Well, Mourinho, Guardiola, Ferguson, Klopp, Laudrup are/were radical.
These people push strategies to the limit, dare to think the allegedly unthinkable, laterally analyse as a matter of course and realistically determine structures.
Take the transfer market.
One player (who shall remain nameless) was worth £400,000 in 2011. It is alleged that this player's agent facilitated the enrolment of the man in England's Euro2012 squad via inappropriate transfers of money. His value increased to £6 million. Once more sober assessments were made of the player, the value reduced to £4.5 million.
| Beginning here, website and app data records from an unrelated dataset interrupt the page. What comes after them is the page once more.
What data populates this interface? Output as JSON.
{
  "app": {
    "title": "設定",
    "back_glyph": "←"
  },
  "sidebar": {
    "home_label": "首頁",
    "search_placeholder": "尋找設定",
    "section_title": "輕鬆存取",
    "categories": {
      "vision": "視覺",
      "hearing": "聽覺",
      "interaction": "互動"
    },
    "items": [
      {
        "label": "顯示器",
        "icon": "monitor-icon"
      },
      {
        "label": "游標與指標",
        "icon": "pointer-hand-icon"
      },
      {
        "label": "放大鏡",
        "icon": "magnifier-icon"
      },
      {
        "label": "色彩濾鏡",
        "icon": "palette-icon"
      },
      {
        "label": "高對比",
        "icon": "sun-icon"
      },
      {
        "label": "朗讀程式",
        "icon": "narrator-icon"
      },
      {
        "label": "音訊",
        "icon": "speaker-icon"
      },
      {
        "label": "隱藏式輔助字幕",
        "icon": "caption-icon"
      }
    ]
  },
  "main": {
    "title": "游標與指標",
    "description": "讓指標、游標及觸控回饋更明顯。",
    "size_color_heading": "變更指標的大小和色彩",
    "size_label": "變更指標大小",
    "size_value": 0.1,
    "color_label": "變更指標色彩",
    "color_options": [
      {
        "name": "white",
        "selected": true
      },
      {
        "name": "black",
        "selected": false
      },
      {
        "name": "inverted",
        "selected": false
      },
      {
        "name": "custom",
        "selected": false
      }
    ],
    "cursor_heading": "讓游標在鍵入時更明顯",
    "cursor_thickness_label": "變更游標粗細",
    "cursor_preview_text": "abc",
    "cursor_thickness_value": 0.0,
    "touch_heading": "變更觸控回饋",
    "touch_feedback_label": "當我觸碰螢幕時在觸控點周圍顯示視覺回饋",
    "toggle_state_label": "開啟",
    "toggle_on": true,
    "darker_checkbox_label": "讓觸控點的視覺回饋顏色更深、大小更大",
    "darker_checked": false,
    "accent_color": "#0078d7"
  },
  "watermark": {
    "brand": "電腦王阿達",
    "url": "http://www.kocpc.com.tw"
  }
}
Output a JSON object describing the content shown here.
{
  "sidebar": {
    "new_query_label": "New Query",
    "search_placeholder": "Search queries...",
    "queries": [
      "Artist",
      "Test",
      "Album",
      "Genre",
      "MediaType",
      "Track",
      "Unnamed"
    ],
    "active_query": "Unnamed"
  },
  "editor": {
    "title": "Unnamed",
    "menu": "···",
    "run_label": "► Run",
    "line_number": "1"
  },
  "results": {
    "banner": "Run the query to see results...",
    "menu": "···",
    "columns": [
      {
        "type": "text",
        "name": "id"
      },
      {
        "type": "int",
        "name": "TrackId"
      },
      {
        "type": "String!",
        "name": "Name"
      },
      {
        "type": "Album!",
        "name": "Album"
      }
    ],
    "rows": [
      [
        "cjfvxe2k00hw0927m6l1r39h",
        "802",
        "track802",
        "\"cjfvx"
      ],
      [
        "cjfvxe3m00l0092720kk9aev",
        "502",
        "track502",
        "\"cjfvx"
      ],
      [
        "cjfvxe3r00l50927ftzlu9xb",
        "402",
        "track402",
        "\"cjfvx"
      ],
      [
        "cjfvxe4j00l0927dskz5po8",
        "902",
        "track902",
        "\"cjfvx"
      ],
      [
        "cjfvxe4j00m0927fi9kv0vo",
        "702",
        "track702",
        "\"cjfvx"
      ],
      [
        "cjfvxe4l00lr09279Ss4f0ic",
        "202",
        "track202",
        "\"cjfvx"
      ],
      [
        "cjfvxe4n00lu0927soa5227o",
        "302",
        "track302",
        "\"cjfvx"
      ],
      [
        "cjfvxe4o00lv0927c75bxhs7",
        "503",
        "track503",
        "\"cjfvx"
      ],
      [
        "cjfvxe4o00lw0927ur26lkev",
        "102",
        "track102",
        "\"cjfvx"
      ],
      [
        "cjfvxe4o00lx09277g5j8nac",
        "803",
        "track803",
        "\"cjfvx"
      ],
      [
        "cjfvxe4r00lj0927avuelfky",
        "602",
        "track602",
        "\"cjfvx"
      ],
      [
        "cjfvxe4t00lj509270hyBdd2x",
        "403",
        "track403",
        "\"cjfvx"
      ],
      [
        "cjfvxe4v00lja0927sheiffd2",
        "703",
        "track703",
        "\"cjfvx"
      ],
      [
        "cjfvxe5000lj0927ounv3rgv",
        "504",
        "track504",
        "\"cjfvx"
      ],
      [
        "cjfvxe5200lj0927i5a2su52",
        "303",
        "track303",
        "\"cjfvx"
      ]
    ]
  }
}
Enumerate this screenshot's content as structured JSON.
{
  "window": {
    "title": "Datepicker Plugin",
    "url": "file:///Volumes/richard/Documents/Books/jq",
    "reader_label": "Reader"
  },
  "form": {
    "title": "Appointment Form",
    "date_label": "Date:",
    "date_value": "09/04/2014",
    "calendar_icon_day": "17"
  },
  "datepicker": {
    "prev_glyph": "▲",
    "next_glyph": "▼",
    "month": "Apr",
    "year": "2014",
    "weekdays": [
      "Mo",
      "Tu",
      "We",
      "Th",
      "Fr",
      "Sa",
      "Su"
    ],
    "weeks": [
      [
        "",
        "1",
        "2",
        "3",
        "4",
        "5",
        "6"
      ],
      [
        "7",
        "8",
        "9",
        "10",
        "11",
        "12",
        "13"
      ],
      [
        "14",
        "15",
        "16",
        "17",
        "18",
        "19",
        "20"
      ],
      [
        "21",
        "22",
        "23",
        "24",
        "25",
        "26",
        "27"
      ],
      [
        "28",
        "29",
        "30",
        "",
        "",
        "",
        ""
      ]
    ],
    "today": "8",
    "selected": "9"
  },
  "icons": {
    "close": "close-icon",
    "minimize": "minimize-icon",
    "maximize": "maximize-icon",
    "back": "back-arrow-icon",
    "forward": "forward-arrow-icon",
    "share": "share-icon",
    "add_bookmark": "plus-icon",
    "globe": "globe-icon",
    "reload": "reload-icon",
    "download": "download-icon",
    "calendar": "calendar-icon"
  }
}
We believe that this individual is problematical in the department labelled "Ethical" and that he performs in relation to betting strategies activated by his agents.
Our assessment of the player's value is consequently negative, worse than worthless as his professionalism is to be questioned.
That is radical.
Or, to take another example in another area...
Football betting markets are mature i.e. the sector is dominated by a fragmented cartel of primary market makers and dark pools that compete directly but that also work together to ensure the continuation of their shared corrupting power in the mature sector.
So, take a market where the market makers suggest the probability of Team A winning is 50%. All prices across the planet gravitate around this 50% likelihood.
If, as an analyst, I felt that the "real" market probability on Team A is 75% as there were corrupting influences on the game only known to a very few insiders and a few top analysts, I might suggest to a market maker outside of the loop that they price up the market to this "real" value and, in effect, take on all the other market makers and dark pools.
This would be a foolhardy tactic.
In mature markets, all outcomes can, in effect, be anything.
If the operators "in control" of this market wish to alter the outcome via their influence over key operators on the field of play, they are able to do so.
And, indeed, they would do so and, moreover, they would be most likely to do so when the market maker who went out on a limb with the 75% probability price had the most exposure to the rest of the marketplace - it is feasible to wipe out a competitor financially.
So the outcome here is that no market maker will exhibit the true price in a mature market as it would be financially disadvantageous to do so.
Hence, the vast majority of corrupt mature markets are inefficient and skilled analysts take their slice of this market inefficiency.
This too is radical.
Yet most evaluation within the game is incremental and the true value is never perceived.
And this is the constructive criticism aimed at parts of the Celtic hierarchy.
Neil Lennon achieves beyond expectations with the quality of the squad and the tools provided.
But parallel radical strategies are required in both the Champions League Group and the individual games.
Without a holographic holistic many inputs become useless or counter-productive.
An example here would be the much-lauded Manchester City Analytics who put inappropriate data into invalid software producing valueless analyses...
... all that data and yet MCFC Analytics failed to spot the 24 consecutive match-changing refereeing decisions in favour of Manchester United over an 18 month period where City merely experienced a mere 14/11 tilt in sendings off and penalties!
Similar analyses may be made across the markets and strategic inputs that affect football and only the leading strategic clubs like FC Bayern, Basle, Porto, Dortmund, Swansea City etc will maximise their opportunities by utilising such skills.
Celtic do, however, have one advantage that cannot be replicated anywhere else in the European game...
... the fans,
Lionel Messi's comments about the Parkhead atmosphere are worthy of note as only Boca Juniors worldwide can tilt match outcomes to the same extent.
For many more itemised angles on corruption follow us on Twitter @FootballIsFixed
© Football is Fixed 2006-2013
Posted by Ojo del Toro at 08:55